## Exercise description
In the data that follows, determine how many lines contain the word "Tools", and give only that number.

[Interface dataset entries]

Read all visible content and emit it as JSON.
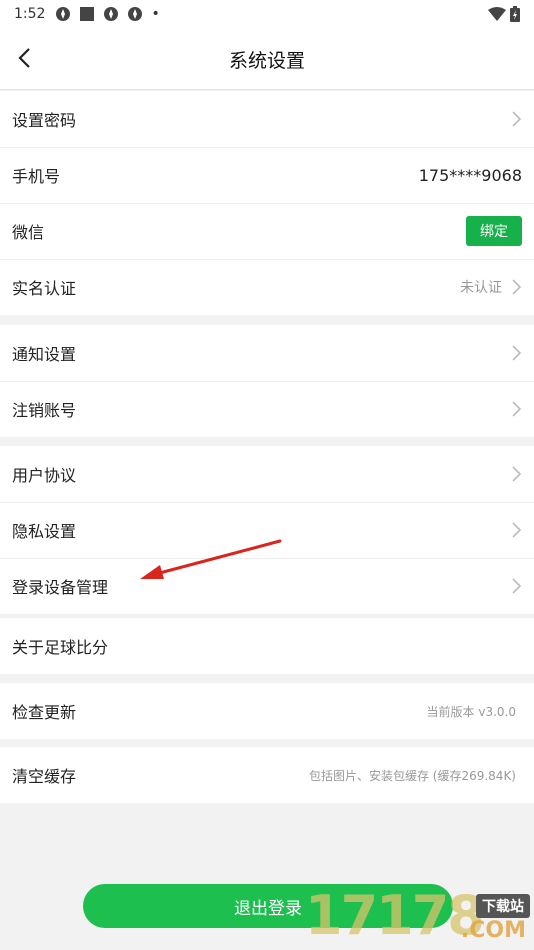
{
  "statusbar": {
    "time": "1:52",
    "dot": "•"
  },
  "header": {
    "title": "系统设置"
  },
  "groups": {
    "account": {
      "set_password": {
        "label": "设置密码"
      },
      "phone": {
        "label": "手机号",
        "value": "175****9068"
      },
      "wechat": {
        "label": "微信",
        "button": "绑定"
      },
      "realname": {
        "label": "实名认证",
        "hint": "未认证"
      }
    },
    "privacy": {
      "notification": {
        "label": "通知设置"
      },
      "cancel_account": {
        "label": "注销账号"
      }
    },
    "legal": {
      "user_agreement": {
        "label": "用户协议"
      },
      "privacy_settings": {
        "label": "隐私设置"
      },
      "device_mgmt": {
        "label": "登录设备管理"
      }
    },
    "about": {
      "label": "关于足球比分"
    },
    "update": {
      "label": "检查更新",
      "hint": "当前版本 v3.0.0"
    },
    "cache": {
      "label": "清空缓存",
      "hint": "包括图片、安装包缓存 (缓存269.84K)"
    }
  },
  "logout": {
    "label": "退出登录"
  },
  "watermark": {
    "number": "17178",
    "tag": "下载站",
    "suffix": ".COM"
  },
  "colors": {
    "accent_green": "#1dbf4f",
    "bind_green": "#16b14a",
    "annotation_red": "#d9251d"
  }
}
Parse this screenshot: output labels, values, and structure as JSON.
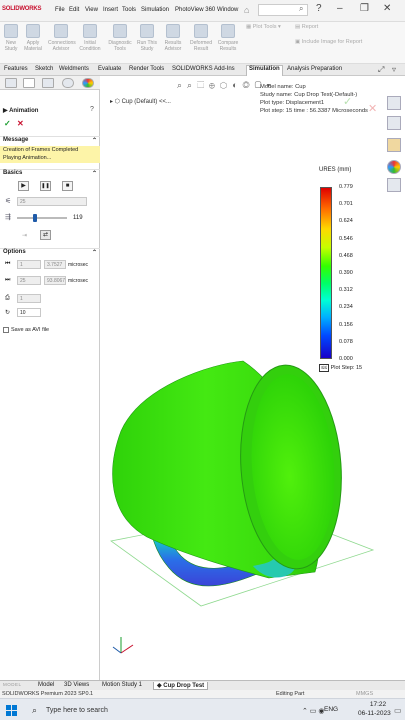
{
  "app": {
    "logo": "SOLIDWORKS"
  },
  "menu": [
    "File",
    "Edit",
    "View",
    "Insert",
    "Tools",
    "Simulation",
    "PhotoView 360",
    "Window"
  ],
  "search": {
    "placeholder": ""
  },
  "ribbon": {
    "buttons": [
      "New Study",
      "Apply Material",
      "Connections Advisor",
      "Initial Condition",
      "Diagnostic Tools",
      "Run This Study",
      "Results Advisor",
      "Deformed Result",
      "Compare Results"
    ],
    "small": [
      "Plot Tools",
      "Report",
      "Include Image for Report"
    ]
  },
  "cmd_tabs": [
    "Features",
    "Sketch",
    "Weldments",
    "Evaluate",
    "Render Tools",
    "SOLIDWORKS Add-Ins",
    "Simulation",
    "Analysis Preparation"
  ],
  "active_cmd_tab": "Simulation",
  "tree": {
    "item": "Cup (Default) <<..."
  },
  "panel": {
    "title": "Animation",
    "message_header": "Message",
    "message": "Creation of Frames Completed\nPlaying Animation...",
    "basics_header": "Basics",
    "frames_value": "25",
    "speed_value": "119",
    "speed_fraction": 0.35,
    "options_header": "Options",
    "start_frame": "1",
    "start_time": "3.7527",
    "start_unit": "microsec",
    "end_frame": "25",
    "end_time": "93.8067",
    "end_unit": "microsec",
    "copies": "1",
    "repeat": "10",
    "save_avi": "Save as AVI file"
  },
  "study_info": {
    "model": "Model name: Cup",
    "study": "Study name: Cup Drop Test(-Default-)",
    "plot_type": "Plot type: Displacement1",
    "plot_step": "Plot step: 15   time : 56.3387 Microseconds"
  },
  "legend": {
    "title": "URES (mm)",
    "ticks": [
      "0.779",
      "0.701",
      "0.624",
      "0.546",
      "0.468",
      "0.390",
      "0.312",
      "0.234",
      "0.156",
      "0.078",
      "0.000"
    ],
    "footer": "Plot Step: 15"
  },
  "bottom_tabs": [
    "MODEL",
    "Model",
    "3D Views",
    "Motion Study 1",
    "Cup Drop Test"
  ],
  "active_bottom_tab": "Cup Drop Test",
  "status": {
    "left": "SOLIDWORKS Premium 2023 SP0.1",
    "mid": "Editing Part",
    "right": "MMGS"
  },
  "taskbar": {
    "search_placeholder": "Type here to search",
    "lang": "ENG",
    "time": "17:22",
    "date": "06-11-2023"
  },
  "colors": {
    "brand": "#c8102e",
    "accent": "#1e5aa8",
    "message_bg": "#fdf4a8"
  }
}
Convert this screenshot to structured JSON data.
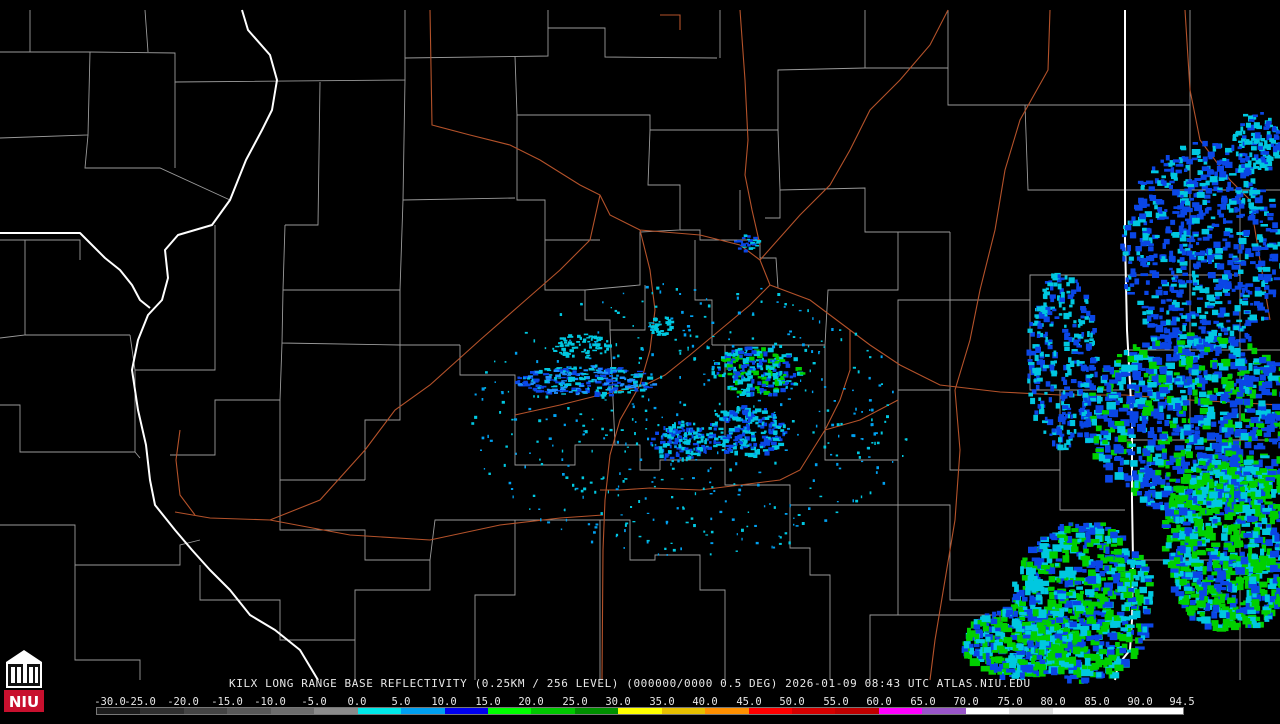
{
  "map": {
    "caption": "KILX LONG RANGE BASE REFLECTIVITY (0.25KM / 256 LEVEL) (000000/0000 0.5 DEG) 2026-01-09 08:43 UTC  ATLAS.NIU.EDU",
    "radar_site": "KILX",
    "product": "Long Range Base Reflectivity",
    "timestamp": "2026-01-09 08:43 UTC",
    "source": "ATLAS.NIU.EDU"
  },
  "logo": {
    "text": "NIU",
    "icon": "niu-logo-icon",
    "color": "#c8102e"
  },
  "legend": {
    "labels": [
      "-30.0",
      "-25.0",
      "-20.0",
      "-15.0",
      "-10.0",
      "-5.0",
      "0.0",
      "5.0",
      "10.0",
      "15.0",
      "20.0",
      "25.0",
      "30.0",
      "35.0",
      "40.0",
      "45.0",
      "50.0",
      "55.0",
      "60.0",
      "65.0",
      "70.0",
      "75.0",
      "80.0",
      "85.0",
      "90.0",
      "94.5"
    ],
    "colors": [
      "#1c1c1c",
      "#303030",
      "#444444",
      "#585858",
      "#6c6c6c",
      "#8a8a8a",
      "#00e8e8",
      "#00a0f0",
      "#0000f0",
      "#00ff00",
      "#00c800",
      "#009000",
      "#ffff00",
      "#e7c000",
      "#ff9000",
      "#ff0000",
      "#d60000",
      "#c00000",
      "#ff00ff",
      "#9955c9",
      "#ffffff",
      "#e0e0e0",
      "#ffffff",
      "#ffffff",
      "#ffffff"
    ]
  },
  "colors": {
    "background": "#000000",
    "county_borders": "#9a9a9a",
    "state_borders": "#ffffff",
    "highways": "#b4522a",
    "echo_light": "#00c8e0",
    "echo_mid": "#0a46e6",
    "echo_heavy": "#00d000"
  }
}
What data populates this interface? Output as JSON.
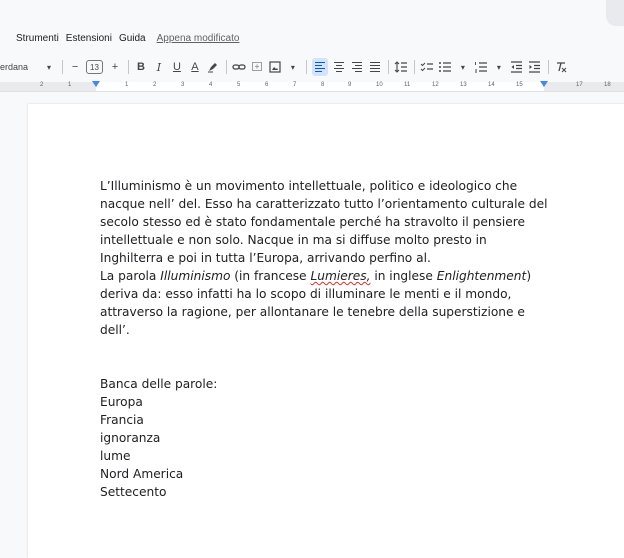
{
  "menubar": {
    "items": [
      "Strumenti",
      "Estensioni",
      "Guida"
    ],
    "last_edit": "Appena modificato"
  },
  "toolbar": {
    "font": "erdana",
    "minus": "−",
    "font_size": "13",
    "plus": "+",
    "bold": "B",
    "italic": "I",
    "underline": "U",
    "text_color": "A"
  },
  "ruler": {
    "labels": [
      "2",
      "1",
      "1",
      "2",
      "3",
      "4",
      "5",
      "6",
      "7",
      "8",
      "9",
      "10",
      "11",
      "12",
      "13",
      "14",
      "15",
      "17",
      "18"
    ]
  },
  "document": {
    "p1": "L’Illuminismo è un movimento intellettuale, politico e ideologico che nacque nell’ del. Esso ha caratterizzato tutto l’orientamento culturale del secolo stesso ed è stato fondamentale perché ha stravolto il pensiere intellettuale e non solo. Nacque in ma si diffuse molto presto in Inghilterra e poi in tutta l’Europa, arrivando perfino al.",
    "p2_a": "La parola ",
    "p2_term": "Illuminismo",
    "p2_b": " (in francese ",
    "p2_fr": "Lumieres,",
    "p2_c": " in inglese ",
    "p2_en": "Enlightenment",
    "p2_d": ") deriva da: esso infatti ha lo scopo di illuminare le menti e il mondo, attraverso la ragione, per allontanare le tenebre della superstizione e dell’.",
    "bank_title": "Banca delle parole:",
    "bank_words": [
      "Europa",
      "Francia",
      "ignoranza",
      "lume",
      "Nord America",
      "Settecento"
    ]
  },
  "colors": {
    "accent": "#0b57d0",
    "active_bg": "#d3e3fd",
    "spell_error": "#d93025"
  }
}
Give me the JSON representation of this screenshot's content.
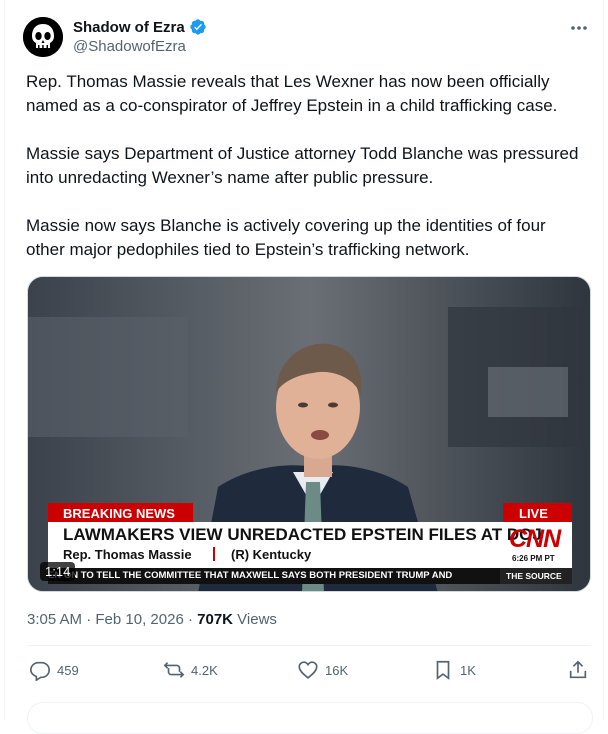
{
  "author": {
    "display_name": "Shadow of Ezra",
    "handle": "@ShadowofEzra"
  },
  "tweet": {
    "paragraphs": [
      "Rep. Thomas Massie reveals that Les Wexner has now been officially named as a co-conspirator of Jeffrey Epstein in a child trafficking case.",
      "Massie says Department of Justice attorney Todd Blanche was pressured into unredacting Wexner’s name after public pressure.",
      "Massie now says Blanche is actively covering up the identities of four other major pedophiles tied to Epstein’s trafficking network."
    ]
  },
  "video": {
    "duration": "1:14",
    "breaking_label": "BREAKING NEWS",
    "live_label": "LIVE",
    "headline": "LAWMAKERS VIEW UNREDACTED EPSTEIN FILES AT DOJ",
    "guest_name": "Rep. Thomas Massie",
    "guest_affiliation": "(R) Kentucky",
    "network": "CNN",
    "time_label": "6:26 PM PT",
    "ticker": "EN ON TO TELL THE COMMITTEE THAT MAXWELL SAYS BOTH PRESIDENT TRUMP AND",
    "show_name": "THE SOURCE"
  },
  "meta": {
    "time": "3:05 AM",
    "separator": "·",
    "date": "Feb 10, 2026",
    "views_count": "707K",
    "views_label": "Views"
  },
  "actions": {
    "replies": "459",
    "reposts": "4.2K",
    "likes": "16K",
    "bookmarks": "1K"
  },
  "colors": {
    "verified": "#1d9bf0",
    "breaking_red": "#cc0000",
    "muted": "#536471"
  }
}
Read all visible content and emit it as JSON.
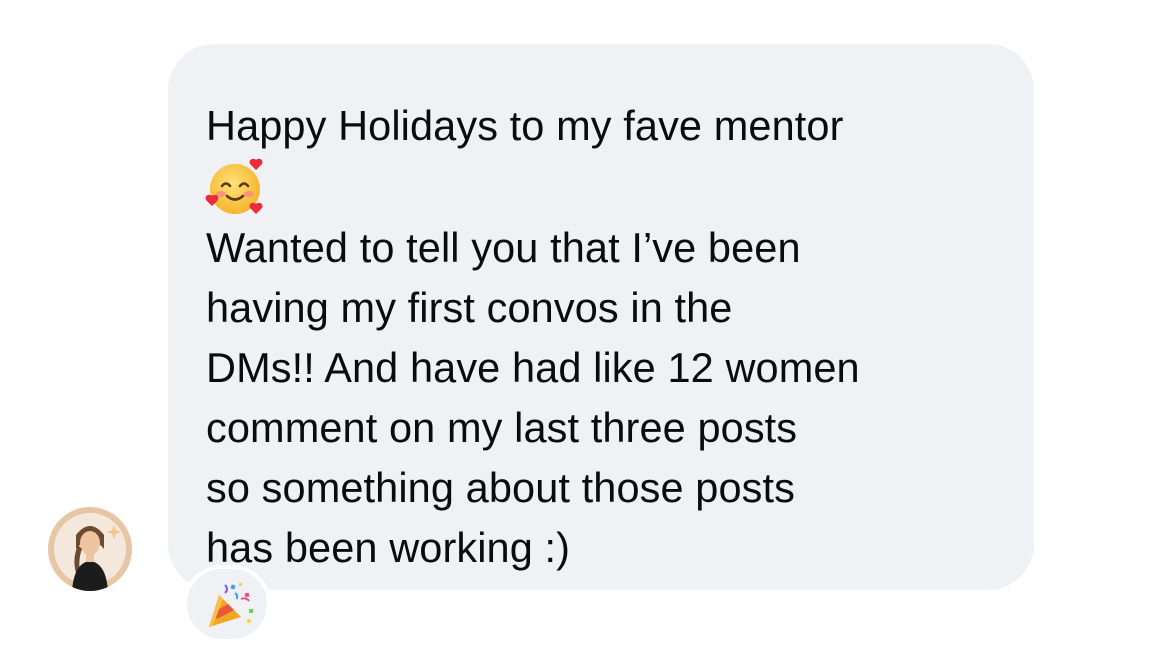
{
  "message": {
    "lines": [
      "Happy Holidays to my fave mentor",
      "Wanted to tell you that I’ve been",
      "having my first convos in the",
      "DMs!! And have had like 12 women",
      "comment on my last three posts",
      "so something about those posts",
      "has been working :)"
    ],
    "inline_emoji": "smiling-face-with-hearts-icon"
  },
  "sender": {
    "avatar_icon": "avatar"
  },
  "reaction": {
    "emoji": "party-popper-icon"
  },
  "colors": {
    "bubble": "#eff1f4",
    "text": "#0b0b0b",
    "background": "#ffffff"
  }
}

## Answer for this exercise
4